Fat-soluble vitamins are stored in the liver and fatty tissue
of the body, whereas water-soluble vitamins are not easily
stored and excess amounts are flushed out in the urine.
Water and salt. Most of the material
absorbed through the small intestine is water in which salt is
dissolved. The salt and water come from the food and liquid you
swallow and the juices secreted by the many digestive
How is the digestive
The major hormones that control the functions of the
digestive system are produced and released by cells in the
mucosa of the stomach and small intestine. These hormones are
released into the blood of the digestive tract, travel back to
the heart and through the arteries, and return to the digestive
system where they stimulate digestive juices and cause organ
The main hormones that control digestion are gastrin,
secretin, and cholecystokinin (CCK):
- Gastrin causes the stomach to produce
an acid for dissolving and digesting some foods. Gastrin is
also necessary for normal cell growth in the lining of the
stomach, small intestine, and colon.
- Secretin causes the pancreas to send
out a digestive juice that is rich in bicarbonate. The
bicarbonate helps neutralize the acidic stomach contents as
they enter the small intestine. Secretin also stimulates
the stomach to produce pepsin, an enzyme that digests
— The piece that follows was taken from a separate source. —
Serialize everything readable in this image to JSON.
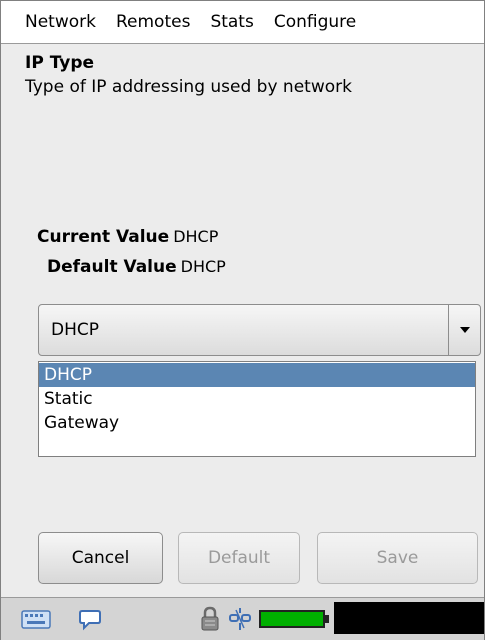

protein, and stimulates the liver to produce bile.
- CCK causes the pancreas to produce the
enzymes of pancreatic juice, and causes the gallbladder to
empty. It also promotes normal cell growth of the
Additional hormones in
the digestive system regulate appetite:
- Ghrelin is produced in the stomach and
upper intestine in the absence of food in the digestive
system and stimulates appetite.
- Peptide YY is produced in the
digestive tract in response to a meal in the system and
Both of these hormones work on the brain to help regulate
the intake of food for energy. Researchers are studying other
hormones that may play a part in inhibiting appetite, including
glucagon-like peptide-1 (GPL-1), oxyntomodulin (+ ), and
Two types of nerves help control the action of the digestive
Extrinsic, or outside, nerves come to the
digestive organs from the brain or the spinal cord. They
release two chemicals, acetylcholine and adrenaline.
Acetylcholine causes the muscle layer of the digestive organs
to squeeze with more force and increase the “push” of food and
juice through the digestive tract. It also causes the stomach
and pancreas to produce more digestive juice. Adrenaline has
the opposite effect. It relaxes the muscle of the stomach and
intestine and decreases the flow of blood to these organs,
slowing or stopping digestion.
The intrinsic, or inside, nerves make up a
very dense network embedded in the walls of the esophagus,
stomach, small intestine, and colon. The intrinsic nerves are
triggered to act when the walls of the hollow organs are
stretched by food. They release many different substances that
speed up or delay the movement of food and the production of
juices by the digestive organs.
Together, nerves, hormones, the blood, and the
organs of the digestive system conduct the complex
tasks of digesting and absorbing nutrients from the foods and
liquids you consume each day.
Additional Resources for the Digestive System:
For More Information
American Dietetic Association
120 South Riverside Plaza, Suite 2000
Chicago, IL 60606–6995